* **WHAT YOU ARE ASKED TO DO**: Count the lines below in which "Graphic" appears, then give that number by itself.

(Stored entries)
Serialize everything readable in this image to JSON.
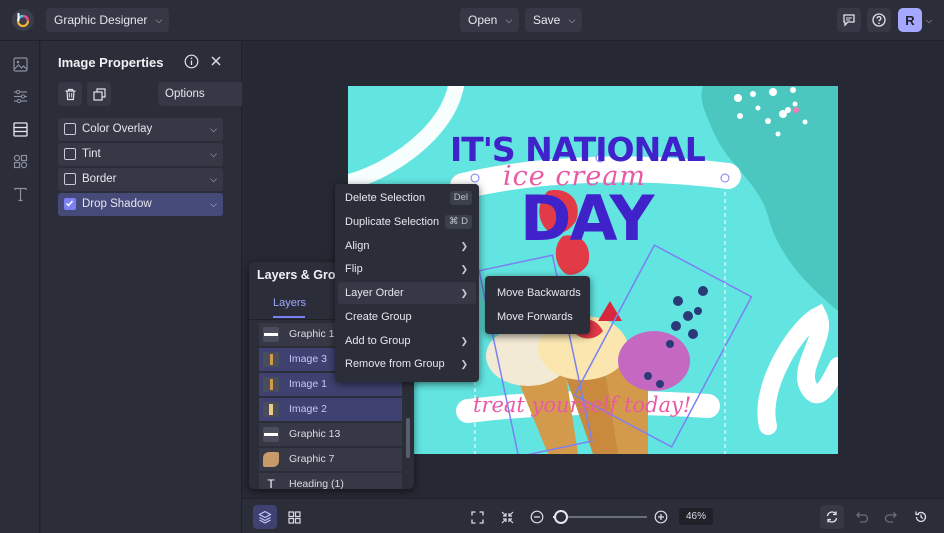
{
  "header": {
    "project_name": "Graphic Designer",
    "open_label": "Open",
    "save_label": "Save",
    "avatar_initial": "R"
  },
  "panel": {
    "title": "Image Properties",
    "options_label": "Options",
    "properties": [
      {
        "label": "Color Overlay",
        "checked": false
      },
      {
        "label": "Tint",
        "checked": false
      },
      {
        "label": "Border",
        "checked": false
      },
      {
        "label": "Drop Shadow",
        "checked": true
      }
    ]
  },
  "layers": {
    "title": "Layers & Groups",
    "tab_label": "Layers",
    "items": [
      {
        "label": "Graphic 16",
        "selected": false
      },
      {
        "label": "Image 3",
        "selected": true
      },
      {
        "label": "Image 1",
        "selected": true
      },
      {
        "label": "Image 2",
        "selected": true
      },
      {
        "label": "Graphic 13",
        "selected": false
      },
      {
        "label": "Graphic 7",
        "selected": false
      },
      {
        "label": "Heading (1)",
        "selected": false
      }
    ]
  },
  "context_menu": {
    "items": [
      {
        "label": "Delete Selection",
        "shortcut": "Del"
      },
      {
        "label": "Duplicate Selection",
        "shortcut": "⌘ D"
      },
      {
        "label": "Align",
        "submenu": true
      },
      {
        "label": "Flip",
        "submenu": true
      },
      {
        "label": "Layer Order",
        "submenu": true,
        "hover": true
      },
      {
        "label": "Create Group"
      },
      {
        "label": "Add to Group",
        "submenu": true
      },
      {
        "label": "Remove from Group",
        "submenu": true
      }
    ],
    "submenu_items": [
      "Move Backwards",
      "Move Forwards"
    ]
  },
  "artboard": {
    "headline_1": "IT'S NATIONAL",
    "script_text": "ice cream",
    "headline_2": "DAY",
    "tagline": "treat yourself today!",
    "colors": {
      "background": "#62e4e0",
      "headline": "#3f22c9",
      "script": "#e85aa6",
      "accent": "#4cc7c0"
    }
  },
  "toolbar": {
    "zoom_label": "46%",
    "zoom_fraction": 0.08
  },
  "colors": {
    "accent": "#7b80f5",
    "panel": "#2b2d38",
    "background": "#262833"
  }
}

* **PROBLEM SOLUTION**: 4